How to Evaluate and Select a Medical Equipment Contract Manufacturer
Written by Hans Dittmar
Globally, the healthcare industry is grappling with finding a balance between demand and expenditures. The Deloitte 2019 Global health care outlook reports spending has increased by 5.4% annually since 2017, with roughly the same percentage projected each year through 2022. In U.S. dollars, that’s a whopping $7.724 trillion already accrued in expenditures, with an estimated total five-year climb to $10.059 trillion1.
Understandably, these figures have medical providers anxious, but the “front line” personnel aren’t the only ones for which there are ramifications. Stakeholders throughout the medical industry are tasked with keeping costs in check, and that includes medical OEMs.
Since outsourcing is a common practice in medical equipment manufacturing, the partnership OEMs forge with specialized contract manufacturers (CMs) must be product-focused and beneficial to the bottom line.
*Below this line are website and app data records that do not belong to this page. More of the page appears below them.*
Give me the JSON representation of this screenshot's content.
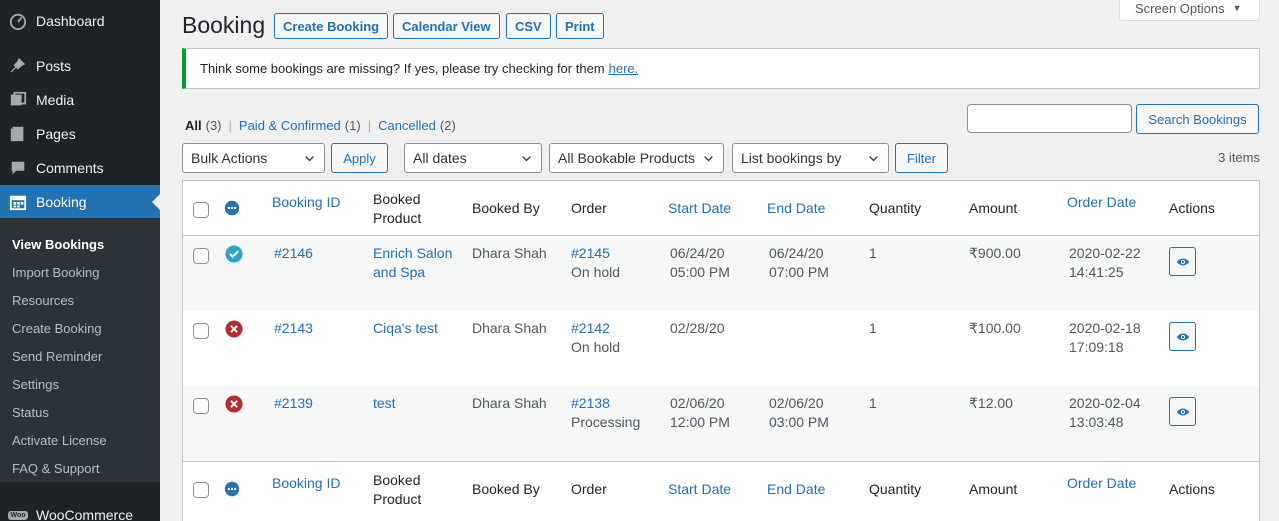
{
  "sidebar": {
    "items": [
      {
        "label": "Dashboard",
        "icon": "dashboard-icon"
      },
      {
        "label": "Posts",
        "icon": "pin-icon"
      },
      {
        "label": "Media",
        "icon": "media-icon"
      },
      {
        "label": "Pages",
        "icon": "pages-icon"
      },
      {
        "label": "Comments",
        "icon": "comments-icon"
      },
      {
        "label": "Booking",
        "icon": "calendar-icon"
      }
    ],
    "submenu": [
      "View Bookings",
      "Import Booking",
      "Resources",
      "Create Booking",
      "Send Reminder",
      "Settings",
      "Status",
      "Activate License",
      "FAQ & Support"
    ],
    "woo": {
      "badge": "Woo",
      "label": "WooCommerce"
    }
  },
  "header": {
    "title": "Booking",
    "buttons": [
      "Create Booking",
      "Calendar View",
      "CSV",
      "Print"
    ],
    "screen_options": "Screen Options"
  },
  "notice": {
    "text": "Think some bookings are missing? If yes, please try checking for them",
    "link": "here."
  },
  "views": {
    "all": {
      "label": "All",
      "count": "(3)"
    },
    "paid": {
      "label": "Paid & Confirmed",
      "count": "(1)"
    },
    "cancelled": {
      "label": "Cancelled",
      "count": "(2)"
    }
  },
  "search": {
    "value": "",
    "button": "Search Bookings"
  },
  "filters": {
    "bulk_actions": "Bulk Actions",
    "apply": "Apply",
    "dates": "All dates",
    "products": "All Bookable Products",
    "list_by": "List bookings by",
    "filter": "Filter",
    "items_count": "3 items"
  },
  "table": {
    "columns": {
      "booking_id": "Booking ID",
      "booked_product_1": "Booked",
      "booked_product_2": "Product",
      "booked_by": "Booked By",
      "order": "Order",
      "start_date": "Start Date",
      "end_date": "End Date",
      "quantity": "Quantity",
      "amount": "Amount",
      "order_date": "Order Date",
      "actions": "Actions"
    },
    "rows": [
      {
        "status": "confirmed",
        "id": "#2146",
        "product_1": "Enrich Salon",
        "product_2": "and Spa",
        "booked_by": "Dhara Shah",
        "order": "#2145",
        "order_status": "On hold",
        "start_1": "06/24/20",
        "start_2": "05:00 PM",
        "end_1": "06/24/20",
        "end_2": "07:00 PM",
        "quantity": "1",
        "amount": "₹900.00",
        "order_date_1": "2020-02-22",
        "order_date_2": "14:41:25"
      },
      {
        "status": "cancelled",
        "id": "#2143",
        "product_1": "Ciqa's test",
        "product_2": "",
        "booked_by": "Dhara Shah",
        "order": "#2142",
        "order_status": "On hold",
        "start_1": "02/28/20",
        "start_2": "",
        "end_1": "",
        "end_2": "",
        "quantity": "1",
        "amount": "₹100.00",
        "order_date_1": "2020-02-18",
        "order_date_2": "17:09:18"
      },
      {
        "status": "cancelled",
        "id": "#2139",
        "product_1": "test",
        "product_2": "",
        "booked_by": "Dhara Shah",
        "order": "#2138",
        "order_status": "Processing",
        "start_1": "02/06/20",
        "start_2": "12:00 PM",
        "end_1": "02/06/20",
        "end_2": "03:00 PM",
        "quantity": "1",
        "amount": "₹12.00",
        "order_date_1": "2020-02-04",
        "order_date_2": "13:03:48"
      }
    ]
  },
  "colors": {
    "accent": "#2271b1",
    "sidebar": "#1d2327",
    "confirmed": "#2ea2cc",
    "cancelled": "#b32d2e",
    "notice": "#00a32a"
  }
}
With nearly 70 CMs emerging to specifically serve the healthcare industry in recent decades2, there’s no shortage of choices for OEMs; the question becomes how to find the medical equipment contract manufacturer that best aligns with the project.
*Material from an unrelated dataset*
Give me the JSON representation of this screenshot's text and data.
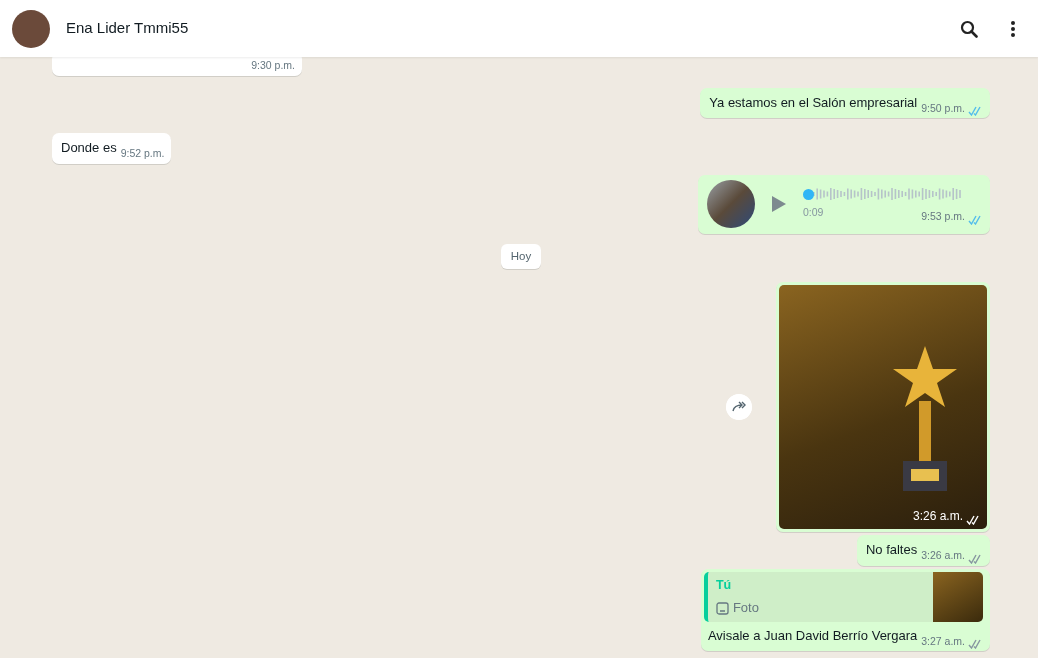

Beyond Price Point
When trillions of dollars are in play, getting hyper-focused on costs — more specifically, how to cut them — is fairly natural. It can also be a trap for medical OEMs.
While price almost inevitably factors into a decision about outsourcing partnerships to some degree, it cannot be the sole reason you choose a medical equipment contract manufacturer to entrust with your product, reputation, and quite often your company’s future.
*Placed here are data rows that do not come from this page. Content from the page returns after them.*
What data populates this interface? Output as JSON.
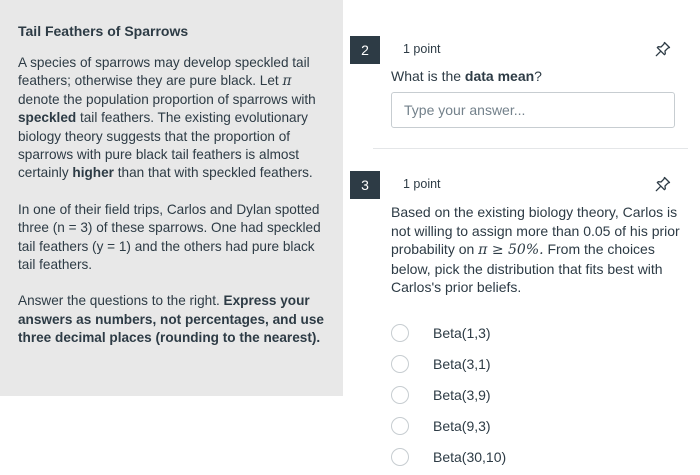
{
  "left_panel": {
    "title": "Tail Feathers of Sparrows",
    "p1_a": "A species of sparrows may develop speckled tail feathers; otherwise they are pure black. Let ",
    "p1_pi": "π",
    "p1_b": " denote the population proportion of sparrows with ",
    "p1_bold1": "speckled",
    "p1_c": " tail feathers. The existing evolutionary biology theory suggests that the proportion of sparrows with pure black tail feathers is almost certainly ",
    "p1_bold2": "higher",
    "p1_d": " than that with speckled feathers.",
    "p2": "In one of their field trips, Carlos and Dylan spotted three (n = 3) of these sparrows. One had speckled tail feathers (y = 1) and the others had pure black tail feathers.",
    "p3_a": "Answer the questions to the right. ",
    "p3_bold": "Express your answers as numbers, not percentages, and use three decimal places (rounding to the nearest)."
  },
  "question2": {
    "number": "2",
    "points": "1 point",
    "text_a": "What is the ",
    "text_bold": "data mean",
    "text_b": "?",
    "placeholder": "Type your answer..."
  },
  "question3": {
    "number": "3",
    "points": "1 point",
    "text_a": "Based on the existing biology theory, Carlos is not willing to assign more than 0.05 of his prior probability on ",
    "math": "π ≥ 50%.",
    "text_b": " From the choices below, pick the distribution that fits best with Carlos's prior beliefs.",
    "options": [
      "Beta(1,3)",
      "Beta(3,1)",
      "Beta(3,9)",
      "Beta(9,3)",
      "Beta(30,10)"
    ]
  },
  "icons": {
    "pin": "pin-icon"
  }
}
Instead, take a more holistic, two-pronged approach that involves clearly understanding your project needs and objectively evaluating contract manufacturers.
Define Your Project
Getting clear on what you need and expect from a contract manufacturer starts with understanding your project parameters:
- Does the equipment have any defining characteristics that require unique skill sets?
- Is the equipment so narrowly specific that only certain contract manufacturers can be considered for the project?
- What quality controls, technical processes, etc., are required?
- What’s the anticipated production volume? Short-term? Long-term?
- What’s your project timeline? How flexible or rigid is it?
Assess Your Options
Armed with solid knowledge about your project puts you in a position to best choose a medical contract manufacturer.
There are some that simply won’t match the project and can be immediately eliminated; others will be much better fits. Finding the best choice from this pool of potential outsourcing partners requires impartiality. Use this list as a guide in developing your evaluative criteria:
- Capabilities, including in-depth analysis (e.g., Design for Manufacture and Assembly, Design for Manufacturability)
- Medical experience and services
- Expertise in medical regulations and compliance
- Flexibility in vendor use
- Certifications, particularly ISO 13485 and CCC
- Advanced equipment and technologies
- Documented, time- and cost-efficient processes
- Proven depth and application of team knowledge
- Capacity and ability to handle low-volume, high-mix production
- Locations and global accessibility
- Service-centric culture and commitment to OEM success
At the conclusion of your assessment, there may be several contract manufacturers that rise to the top based on meeting criteria alone. What then?
Knowing where each contender stands on their commitment to driving success through a service-centric approach to medical equipment contract manufacturing is an important differentiator. GMI Solutions was founded on this philosophy, and we’re proud of the lasting partnerships we have with world-class medical OEMs. Check out what we offer the healthcare and life sciences industries, and contact us to discuss how we can serve you.
1Deloitte, 2019 Global health care outlook, Undated
2Business Wire, Medical Device Contract Manufacturing Market, 2030 - ResearchAndMarkets.com, July 17, 2019